"In general, we are thinking of investing 1.5 trillion tenge within 10 years, that is, until 2022."
Larger reserves would boost the market value of KazMunaiGas and increase its output, Kiinov said. The company has said it plans to raise annual oil output by 60 percent to 35.4 million tonnes by 2022.
Kazakhstan, the second-largest post-Soviet oil producer after Russia and home to 3 percent of the world's recoverable oil reserves, plans to boost oil output to 82 million tonnes this year from 79.2 million tonnes in 2012.
KazMunaiGas controls London-listed KazMunaiGas Exploration Production (KMG EP), whose output and financial results are consolidated in the results of the parent company.
KazMunaiGas owns more than 40 oil deposits in the Mangistau and Atyrau regions in western Kazakhstan. It takes part in multinational consortia developing the giant onshore Tengiz oil deposit and the large Karachaganak oil and gas condensate field.
The offshore Kashagan field, the world's largest oil discovery in more than four decades, is expected to produce its first oil later this year. KazMunaiGas holds a 16.81 percent stake in this project.
KMG EP plans to boost oil production by 1.6 percent to 12.4 million tonnes in 2013 to end its two-year output decline caused mainly by a workers' strike at its wells in Mangistau.
Kiinov said the Ozen oil deposit, one of Kazakhstan's oldest and a core asset of KMG EP, ramped up output earlier this month after years of steady decline.
He said KazMunaiGas planned to conduct new exploration of Ozen. "If we find new strata, this would be a great solution of the problem giving the field a new birth, so to say," he said.

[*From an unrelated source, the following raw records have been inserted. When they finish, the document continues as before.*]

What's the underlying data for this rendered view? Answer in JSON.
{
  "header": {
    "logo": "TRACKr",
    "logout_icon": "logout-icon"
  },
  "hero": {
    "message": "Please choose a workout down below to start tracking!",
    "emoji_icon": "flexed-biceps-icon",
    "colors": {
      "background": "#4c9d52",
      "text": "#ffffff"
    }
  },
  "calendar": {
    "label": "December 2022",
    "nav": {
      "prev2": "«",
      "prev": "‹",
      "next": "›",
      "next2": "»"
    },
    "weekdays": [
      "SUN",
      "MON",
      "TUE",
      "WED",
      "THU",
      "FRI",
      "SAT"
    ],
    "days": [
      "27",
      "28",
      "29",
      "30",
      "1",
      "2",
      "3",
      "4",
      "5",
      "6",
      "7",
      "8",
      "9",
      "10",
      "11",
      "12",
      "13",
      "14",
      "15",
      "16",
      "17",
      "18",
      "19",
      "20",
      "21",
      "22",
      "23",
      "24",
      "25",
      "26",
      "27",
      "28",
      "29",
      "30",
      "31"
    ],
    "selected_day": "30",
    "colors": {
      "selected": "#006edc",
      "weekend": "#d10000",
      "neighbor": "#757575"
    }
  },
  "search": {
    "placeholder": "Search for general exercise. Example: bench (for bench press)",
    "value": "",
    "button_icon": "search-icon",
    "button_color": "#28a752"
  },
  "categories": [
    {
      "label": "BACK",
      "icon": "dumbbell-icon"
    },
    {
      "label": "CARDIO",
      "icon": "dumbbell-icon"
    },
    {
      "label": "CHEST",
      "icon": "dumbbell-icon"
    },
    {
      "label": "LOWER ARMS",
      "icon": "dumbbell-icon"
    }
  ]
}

KazMunaiGas intended to invest in new deposits, Kiinov said without elaborating. "A company, whatever successful, must have explored reserves enough to run for 20 or 30 years," he said.
Last week KazMunaiGas raised $3 billion via two Eurobond tranches, part of a borrowing program of up to $10.5 billion.
The bulk of the $3 billion will be used to refinance old debts and will be invested in Kashagan, Kiinov said.
Kazakhstan has a pre-emptive right to buy out an 8.4 percent stake in Kashagan owned by U.S. oil major ConocoPhillips , which is shedding overseas assets to focus on lower-cost domestic shale oil and gas.
Asked if KazMunaiGas intended to buy the stake for itself, Kiinov said: "We are happy with our 16.8 percent; it's alright. We are not striving to be the main player (in Kashagan)."
ConocoPhillips has said it intends to sell the stake to India's state-run Oil and Natural Gas Corp for about $5 billion.
China also has shown interest in buying the stake, Kazakh Oil & Gas Minister Sauat Mynbayev said last week.
A deal could be struck in the first half of this year.
Stakes in Kashagan identical to KazMunaiGas's 16.81 percent are held by Italy's Eni , U.S. major ExxonMobil , Royal Dutch Shell and France's Total . Japan's Inpex owns 7.56 percent.
(Editing by Jane Baird)